### [PROBLEM TO SOLVE]
Pick each line that has "domain" out of the records.

### [STUDY MATERIAL]
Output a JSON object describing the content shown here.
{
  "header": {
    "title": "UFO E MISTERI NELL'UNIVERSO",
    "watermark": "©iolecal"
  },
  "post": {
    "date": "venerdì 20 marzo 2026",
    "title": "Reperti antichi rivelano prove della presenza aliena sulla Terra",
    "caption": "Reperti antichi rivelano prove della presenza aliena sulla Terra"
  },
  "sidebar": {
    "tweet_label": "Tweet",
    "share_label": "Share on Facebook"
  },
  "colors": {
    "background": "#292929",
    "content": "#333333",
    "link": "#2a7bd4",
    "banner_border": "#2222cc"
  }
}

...

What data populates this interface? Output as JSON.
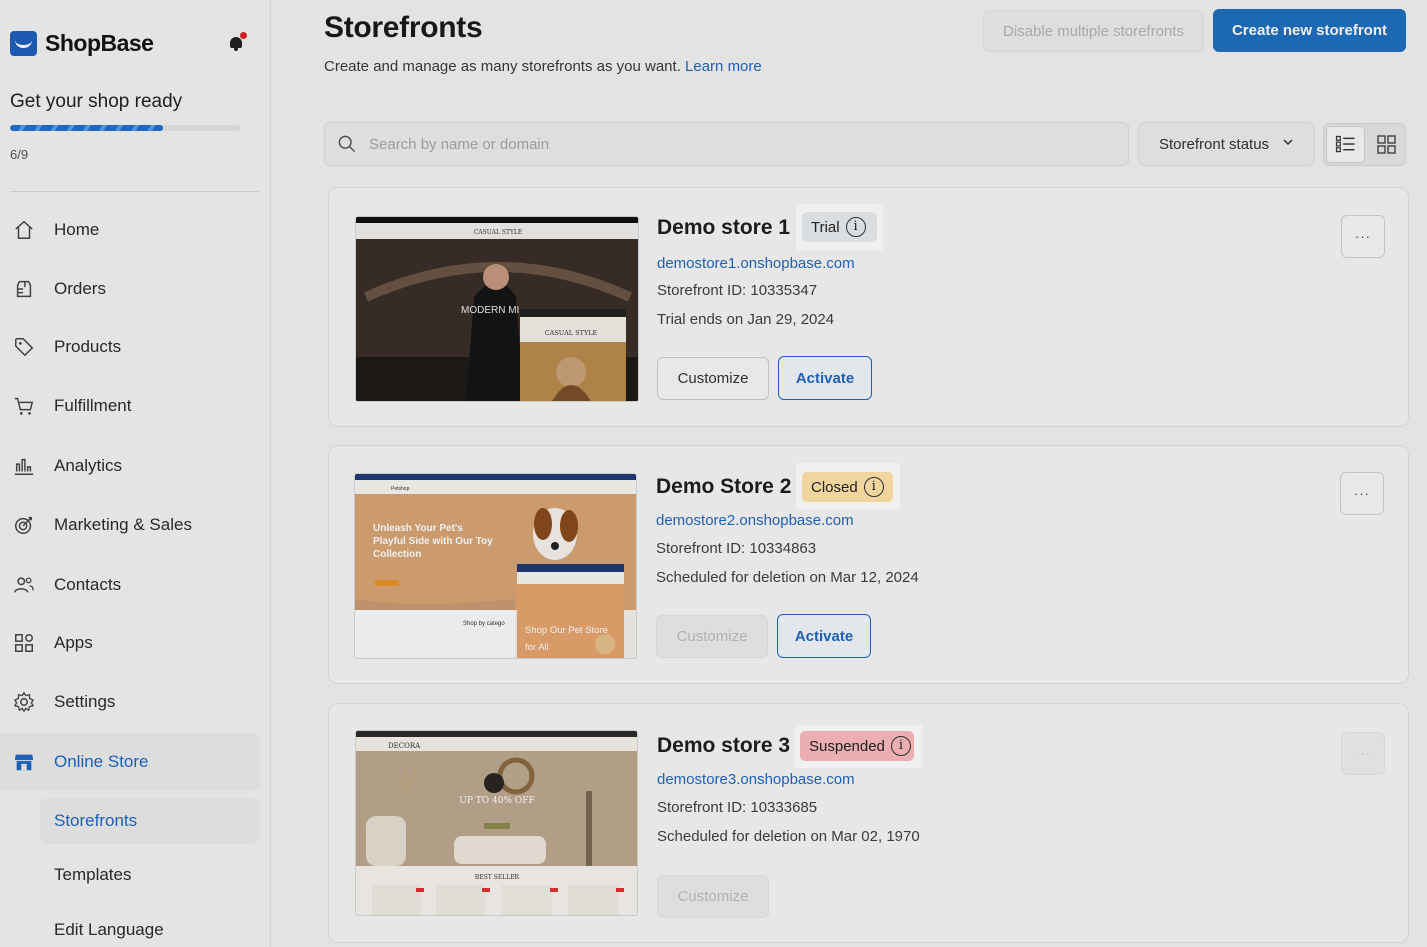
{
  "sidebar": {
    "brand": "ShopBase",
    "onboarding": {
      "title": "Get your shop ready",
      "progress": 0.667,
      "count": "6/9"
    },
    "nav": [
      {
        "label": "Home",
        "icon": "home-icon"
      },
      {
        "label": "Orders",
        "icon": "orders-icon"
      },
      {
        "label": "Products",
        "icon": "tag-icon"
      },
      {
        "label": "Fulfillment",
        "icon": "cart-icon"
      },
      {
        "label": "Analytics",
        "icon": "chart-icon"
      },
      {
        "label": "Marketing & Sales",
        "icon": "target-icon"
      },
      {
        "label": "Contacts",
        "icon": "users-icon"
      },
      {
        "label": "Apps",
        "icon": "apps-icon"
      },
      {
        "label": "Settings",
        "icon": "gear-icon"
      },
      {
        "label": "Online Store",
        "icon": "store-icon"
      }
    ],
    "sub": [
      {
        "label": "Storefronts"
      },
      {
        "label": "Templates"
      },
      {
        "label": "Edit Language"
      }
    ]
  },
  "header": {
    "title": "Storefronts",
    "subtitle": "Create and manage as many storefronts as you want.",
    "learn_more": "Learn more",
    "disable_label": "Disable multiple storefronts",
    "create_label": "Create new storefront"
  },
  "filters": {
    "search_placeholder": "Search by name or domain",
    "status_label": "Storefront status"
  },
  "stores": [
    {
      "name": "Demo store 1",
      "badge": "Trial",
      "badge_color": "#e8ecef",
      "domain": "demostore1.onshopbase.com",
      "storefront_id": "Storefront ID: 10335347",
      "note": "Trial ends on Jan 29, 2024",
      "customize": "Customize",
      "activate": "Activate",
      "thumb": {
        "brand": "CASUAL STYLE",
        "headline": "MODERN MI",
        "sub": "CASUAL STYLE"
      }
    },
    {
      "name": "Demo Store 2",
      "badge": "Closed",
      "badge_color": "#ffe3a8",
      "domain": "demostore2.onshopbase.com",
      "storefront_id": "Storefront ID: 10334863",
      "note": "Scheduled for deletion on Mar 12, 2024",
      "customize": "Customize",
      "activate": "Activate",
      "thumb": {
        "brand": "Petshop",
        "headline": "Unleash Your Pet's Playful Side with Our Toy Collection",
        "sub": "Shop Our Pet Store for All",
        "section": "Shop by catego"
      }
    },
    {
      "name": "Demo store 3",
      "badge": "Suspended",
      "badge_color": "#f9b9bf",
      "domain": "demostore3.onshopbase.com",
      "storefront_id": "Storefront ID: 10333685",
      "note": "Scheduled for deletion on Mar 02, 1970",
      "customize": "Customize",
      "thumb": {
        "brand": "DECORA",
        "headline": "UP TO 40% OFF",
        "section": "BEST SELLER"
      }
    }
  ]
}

### [PROBLEM SOLUTION]
    "search_placeholder": "Search by name or domain",
      "domain": "demostore1.onshopbase.com",
      "domain": "demostore2.onshopbase.com",
      "domain": "demostore3.onshopbase.com",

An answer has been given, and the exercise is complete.